Compare any two graphics cards:
GeForce GTX 650 Ti vs GeForce GTX 660 Ti
IntroThe GeForce GTX 650 Ti makes use of a 28 nm design. nVidia has clocked the core speed at 928 MHz. The GDDR5 RAM runs at a speed of 1350 MHz on this particular card. It features 768 SPUs along with 64 Texture Address Units and 16 Rasterization Operator Units.
Compare those specifications to the GeForce GTX 660 Ti, which uses a 28 nm design. nVidia has clocked the core frequency at 915 MHz. The GDDR5 memory runs at a frequency of 1500 MHz on this specific model. It features 1344 SPUs along with 112 TAUs and 24 ROPs.
(No game benchmarks for this combination yet.)
Power Usage and Theoretical Benchmarks
Power Consumption (Max TDP)
The GeForce GTX 660 Ti should in theory be much faster than the GeForce GTX 650 Ti overall. (explain)
Texel RateThe GeForce GTX 660 Ti should be much (approximately 73%) faster with regards to anisotropic filtering than the GeForce GTX 650 Ti. (explain)
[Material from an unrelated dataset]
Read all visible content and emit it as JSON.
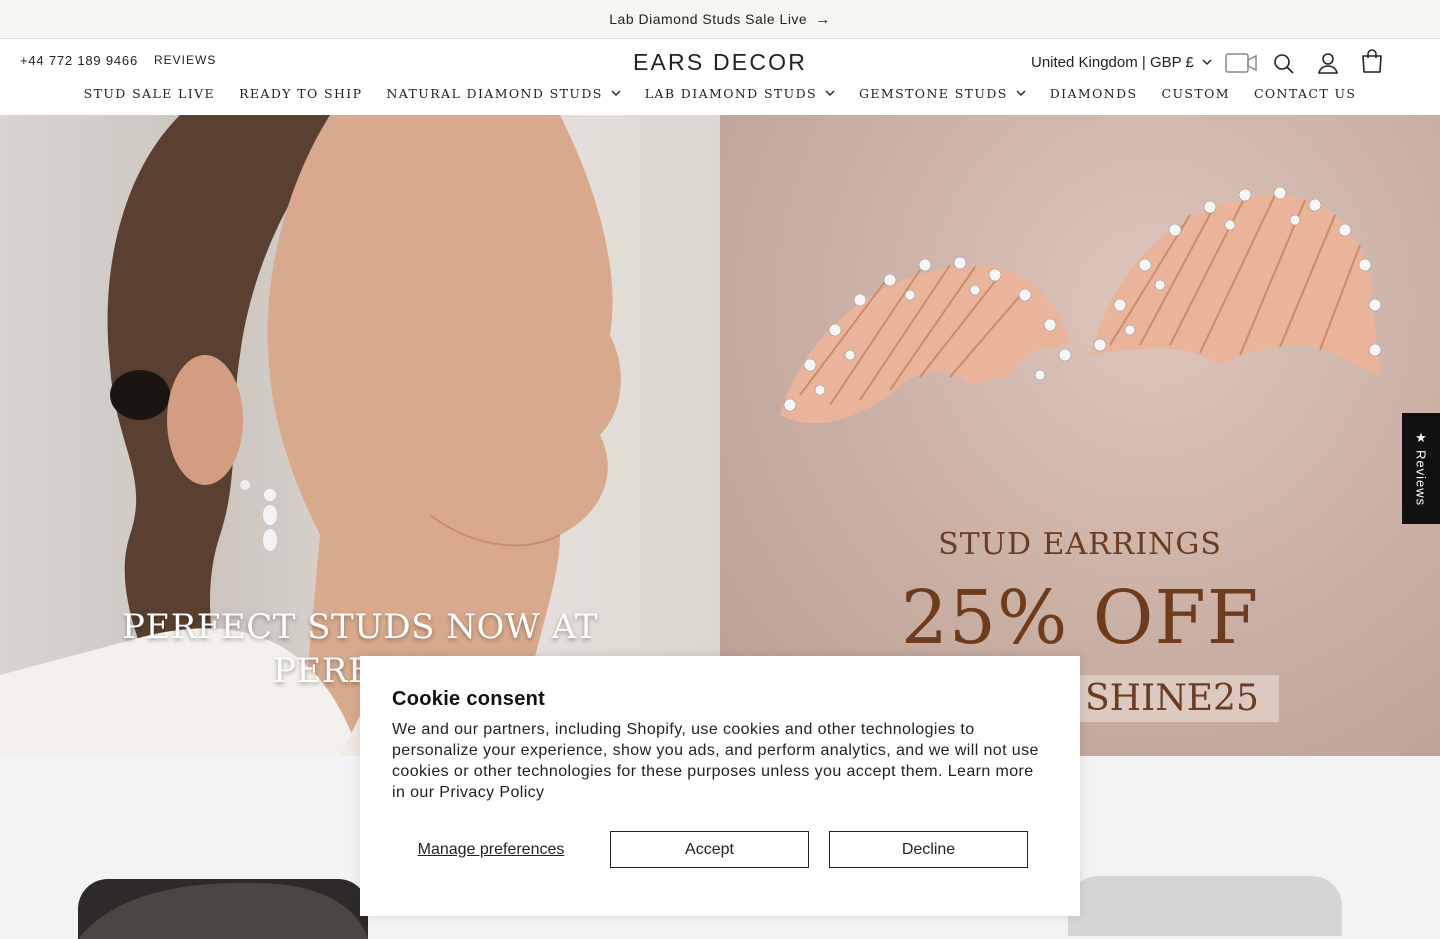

Pixel RateIf running with high levels of AA is important to you, then the GeForce GTX 660 Ti is superior to the GeForce GTX 650 Ti, by far. (explain)
Please note that the above 'benchmarks' are all just theoretical - the results were calculated based on the card's specifications, and real-world performance may (and probably will) vary at least a bit.
Please note that the price comparisons are based on search keywords - sometimes it might show cards with very similar names that are not exactly the same as the one chosen in the comparison. We do try to filter out the wrong results as best we can, though.
Memory Bandwidth: Memory bandwidth is the maximum amount of data (in units of MB per second) that can be transported over the external memory interface within a second. It's worked out by multiplying the bus width by its memory speed. In the case of DDR type RAM, it should be multiplied by 2 again. If DDR5, multiply by 4 instead. The higher the card's memory bandwidth, the faster the card will be in general. It especially helps with anti-aliasing, High Dynamic Range and high resolutions.
Texel Rate: Texel rate is the maximum amount of texture map elements (texels) that are applied in one second. This figure is calculated by multiplying the total number of texture units of the card by the core speed of the chip. The higher this number, the better the card will be at handling texture filtering (anisotropic filtering - AF). It is measured in millions of texels processed in a second.
Pixel Rate: Pixel rate is the most pixels the video card could possibly record to its local memory in one second - measured in millions of pixels per second. Pixel rate is calculated by multiplying the number of ROPs by the the core clock speed. ROPs (Raster Operations Pipelines - aka Render Output Units) are responsible for filling the screen with pixels (the image). The actual pixel output rate is also dependant on quite a few other factors, most notably the memory bandwidth - the lower the bandwidth is, the lower the ability to get to the maximum fill rate.